What to work on: Look through the lines below and copy each one that includes "textAreas".

[Data records for software interfaces]
● ● ●
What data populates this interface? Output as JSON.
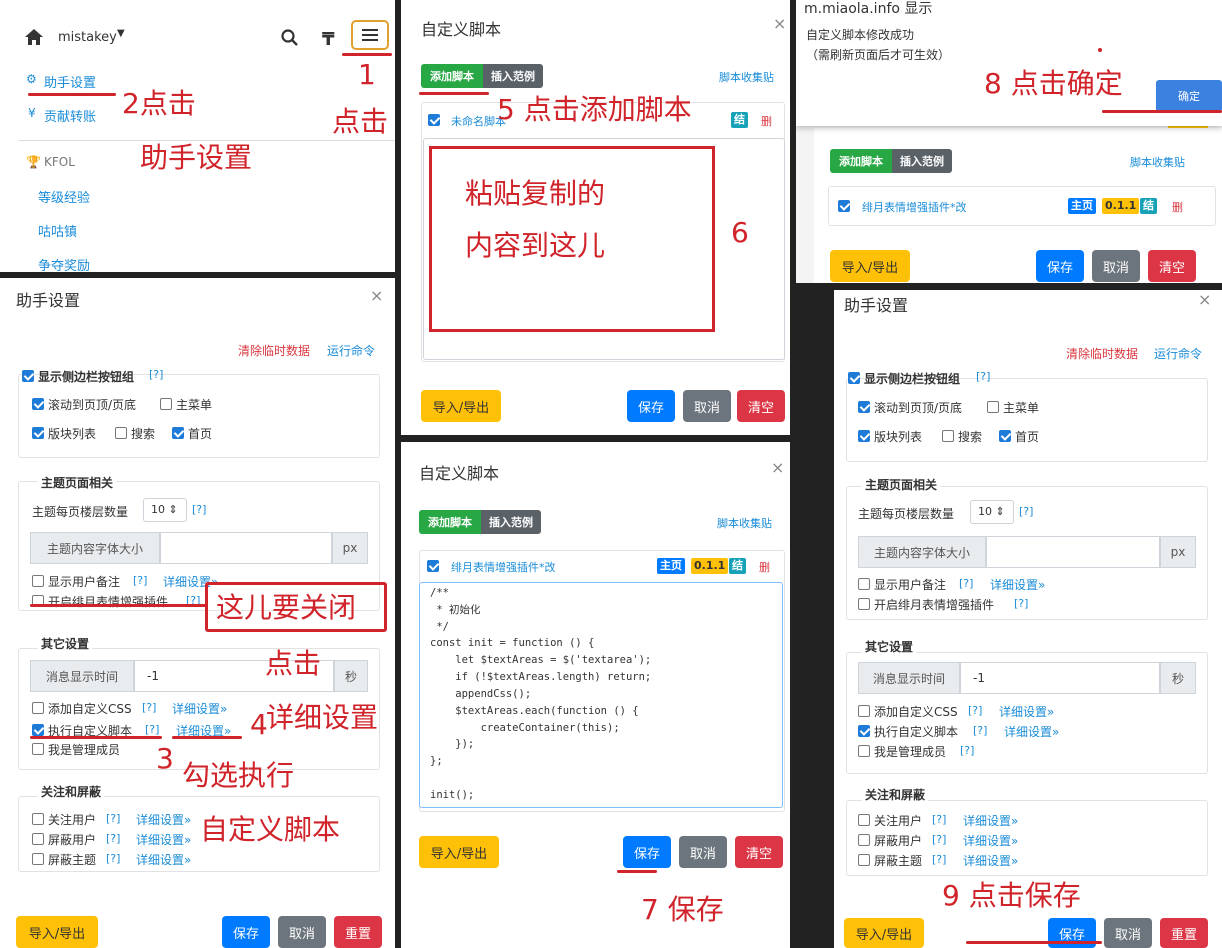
{
  "nav": {
    "user": "mistakey",
    "items": [
      "助手设置",
      "贡献转账"
    ],
    "section": "KFOL",
    "subitems": [
      "等级经验",
      "咕咕镇",
      "争夺奖励"
    ]
  },
  "settings": {
    "title": "助手设置",
    "clear_temp": "清除临时数据",
    "run_cmd": "运行命令",
    "show_sidebar": "显示侧边栏按钮组",
    "help": "[?]",
    "scroll": "滚动到页顶/页底",
    "main_menu": "主菜单",
    "board_list": "版块列表",
    "search": "搜索",
    "home": "首页",
    "topic_section": "主题页面相关",
    "floors_label": "主题每页楼层数量",
    "floors_value": "10 ⇕",
    "font_size_label": "主题内容字体大小",
    "px": "px",
    "show_remark": "显示用户备注",
    "detail": "详细设置»",
    "emoji": "开启绯月表情增强插件",
    "other_section": "其它设置",
    "msg_time_label": "消息显示时间",
    "msg_time_value": "-1",
    "sec": "秒",
    "custom_css": "添加自定义CSS",
    "custom_script": "执行自定义脚本",
    "admin": "我是管理成员",
    "follow_section": "关注和屏蔽",
    "follow_user": "关注用户",
    "block_user": "屏蔽用户",
    "block_topic": "屏蔽主题",
    "import_export": "导入/导出",
    "save": "保存",
    "cancel": "取消",
    "reset": "重置"
  },
  "script_dialog": {
    "title": "自定义脚本",
    "add": "添加脚本",
    "insert": "插入范例",
    "collect": "脚本收集贴",
    "unnamed": "未命名脚本",
    "jie": "结",
    "del": "删",
    "script_name": "绯月表情增强插件*改",
    "main": "主页",
    "version": "0.1.1",
    "import_export": "导入/导出",
    "save": "保存",
    "cancel": "取消",
    "clear": "清空",
    "code": [
      "/**",
      " * 初始化",
      " */",
      "const init = function () {",
      "    let $textAreas = $('textarea');",
      "    if (!$textAreas.length) return;",
      "    appendCss();",
      "    $textAreas.each(function () {",
      "        createContainer(this);",
      "    });",
      "};",
      "",
      "init();"
    ]
  },
  "alert": {
    "domain": "m.miaola.info 显示",
    "msg1": "自定义脚本修改成功",
    "msg2": "（需刷新页面后才可生效）",
    "ok": "确定"
  },
  "annotations": {
    "a1": "1",
    "a1b": "点击",
    "a2": "2点击",
    "a2b": "助手设置",
    "a3": "3",
    "a3b": "勾选执行",
    "a4": "4",
    "a4b": "详细设置",
    "click": "点击",
    "custom": "自定义脚本",
    "close_here": "这儿要关闭",
    "a5": "5 点击添加脚本",
    "a6a": "粘贴复制的",
    "a6b": "内容到这儿",
    "a6": "6",
    "a7": "7 保存",
    "a8": "8 点击确定",
    "a9": "9 点击保存"
  }
}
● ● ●
Written solution:
      "    let $textAreas = $('textarea');",
      "    if (!$textAreas.length) return;",
      "    $textAreas.each(function () {",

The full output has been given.